This testimony was made by a person known as "yellsnomatt". All rights go to the original author.
Oh man once i get started on residential treatment centers...
When I was 17 I spent four months in a wilderness "treatment center" down south. This treatment center was advertised as a rehab, behavioral center, fat camp, and juvie all in a single facility. But it didn't matter why you were there, all the kids went through the same shit. We slept in tents and spent the majority of our time doing group exercise and outdoor labor. But that's not the bad part. While the initial transition was rough, the physical environment of the program wasn't bad compared to the psychological bullshit.
We were not allowed to speak (or nonverbally communicate) at all without first raising two fingers to get the attention of a staff member to ask permission. The only time it was appropriate to speak "openly" was in group therapy twice a week. Conversation was not allowed. Period. If you spoke out of turn they put you on non-comm which meant you were not allowed to ever speak and you had to write everything you had to say. Break non-comm and they put you on med-comm which means no communication unless it concerns a medical emergency. There were other punishments (called "consequences" b/c treatment programs don't believe in punishment) too for breaking the "standards", such as being banned from using condiments on your food for using more than three shakes of the salt/pepper shaker. (NO JOKE) Another consequence was that we all would have to work out outside for our morning PT if one of us farted without excusing ourselves during PT, which was inside b/c its cold at 5 am in March.
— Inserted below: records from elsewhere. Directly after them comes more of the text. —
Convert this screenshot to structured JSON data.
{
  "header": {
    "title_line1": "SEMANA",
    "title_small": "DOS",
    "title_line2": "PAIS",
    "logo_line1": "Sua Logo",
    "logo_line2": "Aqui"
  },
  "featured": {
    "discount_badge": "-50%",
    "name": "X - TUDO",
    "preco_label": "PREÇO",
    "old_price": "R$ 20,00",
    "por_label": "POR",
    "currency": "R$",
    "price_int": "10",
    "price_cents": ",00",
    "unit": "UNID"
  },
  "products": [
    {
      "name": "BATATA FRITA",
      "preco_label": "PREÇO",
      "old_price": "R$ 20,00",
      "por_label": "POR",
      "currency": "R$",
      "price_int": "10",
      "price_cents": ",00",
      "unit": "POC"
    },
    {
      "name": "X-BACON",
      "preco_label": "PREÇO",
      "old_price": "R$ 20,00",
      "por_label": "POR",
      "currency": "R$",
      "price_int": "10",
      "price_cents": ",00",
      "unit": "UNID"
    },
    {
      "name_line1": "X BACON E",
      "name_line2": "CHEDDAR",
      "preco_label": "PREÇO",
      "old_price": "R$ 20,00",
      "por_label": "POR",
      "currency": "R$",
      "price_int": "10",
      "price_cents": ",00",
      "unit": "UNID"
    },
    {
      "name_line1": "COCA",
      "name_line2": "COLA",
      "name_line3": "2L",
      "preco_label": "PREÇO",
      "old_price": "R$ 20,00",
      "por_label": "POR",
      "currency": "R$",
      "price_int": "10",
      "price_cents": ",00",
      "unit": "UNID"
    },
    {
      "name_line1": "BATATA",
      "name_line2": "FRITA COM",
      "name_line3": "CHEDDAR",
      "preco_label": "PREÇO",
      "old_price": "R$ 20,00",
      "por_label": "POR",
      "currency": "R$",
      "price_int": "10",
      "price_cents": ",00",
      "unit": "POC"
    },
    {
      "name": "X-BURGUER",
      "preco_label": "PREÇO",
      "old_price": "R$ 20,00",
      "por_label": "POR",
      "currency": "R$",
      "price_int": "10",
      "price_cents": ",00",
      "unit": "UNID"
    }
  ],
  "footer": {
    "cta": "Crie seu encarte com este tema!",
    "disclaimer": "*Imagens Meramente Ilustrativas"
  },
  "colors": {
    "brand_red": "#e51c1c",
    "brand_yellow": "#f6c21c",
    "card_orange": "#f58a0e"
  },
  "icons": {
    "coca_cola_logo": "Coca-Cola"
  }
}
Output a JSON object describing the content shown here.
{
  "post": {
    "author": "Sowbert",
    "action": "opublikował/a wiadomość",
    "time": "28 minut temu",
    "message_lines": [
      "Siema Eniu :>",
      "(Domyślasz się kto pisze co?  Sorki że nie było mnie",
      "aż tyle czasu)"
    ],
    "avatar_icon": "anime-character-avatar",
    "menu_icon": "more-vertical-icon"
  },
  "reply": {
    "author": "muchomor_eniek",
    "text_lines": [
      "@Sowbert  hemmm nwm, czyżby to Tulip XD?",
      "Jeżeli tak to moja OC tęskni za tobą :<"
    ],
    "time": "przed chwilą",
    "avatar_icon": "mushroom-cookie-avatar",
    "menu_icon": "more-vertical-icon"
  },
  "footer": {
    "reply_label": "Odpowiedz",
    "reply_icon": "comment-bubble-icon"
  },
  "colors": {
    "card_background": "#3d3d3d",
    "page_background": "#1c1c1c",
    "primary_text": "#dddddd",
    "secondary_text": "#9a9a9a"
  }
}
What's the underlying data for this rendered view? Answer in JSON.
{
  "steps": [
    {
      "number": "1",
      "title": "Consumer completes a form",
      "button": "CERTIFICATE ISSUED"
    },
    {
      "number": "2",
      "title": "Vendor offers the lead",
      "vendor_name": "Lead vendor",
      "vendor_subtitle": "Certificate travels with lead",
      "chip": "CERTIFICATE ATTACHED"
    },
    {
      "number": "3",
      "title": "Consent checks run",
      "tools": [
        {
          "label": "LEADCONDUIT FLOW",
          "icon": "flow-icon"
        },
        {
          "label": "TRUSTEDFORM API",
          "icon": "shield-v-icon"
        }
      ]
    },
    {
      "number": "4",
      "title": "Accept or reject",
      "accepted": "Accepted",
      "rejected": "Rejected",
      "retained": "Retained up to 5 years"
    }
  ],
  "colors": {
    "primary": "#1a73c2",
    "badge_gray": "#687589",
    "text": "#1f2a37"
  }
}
Our only communication with the outside world was through letters written to our parents, unless you said things that the staff didn't like. Each and every one of our letters had to be read and approved by a staff member. We were not allowed to ask our parents to come and get us. And it'd be safe to say that parents were discouraged from doing so 100% of the time when they asked about picking up they're kids prematurely. (which is kind of understandable.)
The only way out of the treatment center was graduation. And graduation depended on how much you followed the rules, and how much ass you kissed and made it appear you had changed your "oppositionally defiant" disposition. It was required of you to snitch on your peers for breaking the rules (everybody did) in order to reach the next phase of the program. Whether or not one would advance a phase and get a step closer to escape was determined by the group therapist that the entire group of 4-6 troubled kids met with twice a week as group for hour-long sessions. It would be a good idea to make yourself cry during therapy so it looked you were making some kind of "progress". The therapist mostly went off of the written reports of the group leaders who were staff members. The group leaders were either newly graduated psych majors or just some guy with a degree who needs a job. And most people would only work for a few months and then leave. Anybody who has ever been in a treatment center knows how power corrupts in that type of position, like in those Stanford Experiments. The lack of empathy is disgusting.
The worst consequence was supposed to be level 3 separation but my time on level 3 was the best time I had in the program. In level 3 you are separated from everyone else and you aren't allowed in any of the buildings. You sleep outside and you spend most of your time either hiking or just sitting under the sun. And you get to have your own fire! But you are under non-comm. It's not a big deal because it's refreshing not having to put up with everyone else, mainly the staff. The only real interaction you have with staff on level 3 is when you pick up your food. All meals on level 3 are cold. I was lucky I was there in the summer. I'd heard some ugly stories about the winter.
It's funny because it's going to sound like I'm making this up too but we were also forced to go to Baptist church twice a week with the most stereotypical Southern preacher lol. Technically, we weren't forced but it was either go to church in the nice air conditioned trailer or wait outside. I think many of us were just glad we got to sit and relax for a bit. There was one Muslim kid and the preacher would talk so much shit about Muslims. It was kind of crazy how ignorant the guy was. He would literally say, "I have nothing against Muslims," and then say the most offensive things.
The staff smoked cigarettes in front of us. The staff ate their delicious food in front of us while we were stuck with facility food. They never shared. The staff regularly made fun of us. Interactions with staff were usually confrontational. These people have the nerve to complain to us that they don't paid enough as some of us sleep in the fucking mud getting hit in the face with rain because we annoyed them.
This is getting too long so I'm gonna try to wrap it up. I could write a motherfucking trilogy about the place.
As unpleasant of an experience as it was I don't know whether it was bad or good. I got in shape and my tolerance for discomfort is higher. I went back to school (the main reason my parents sent me there was truancy. also pot). But I don't know if I'll ever be at peace with those experiences. It was definitely the worst experience of my sheltered life. And it really revealed the true nature of humanity to me. People will do what they can get away with.
Some of the kids were as bad as the staff.
There were a few individual staff members deserving of respect.
The original testimony on the Reddit message board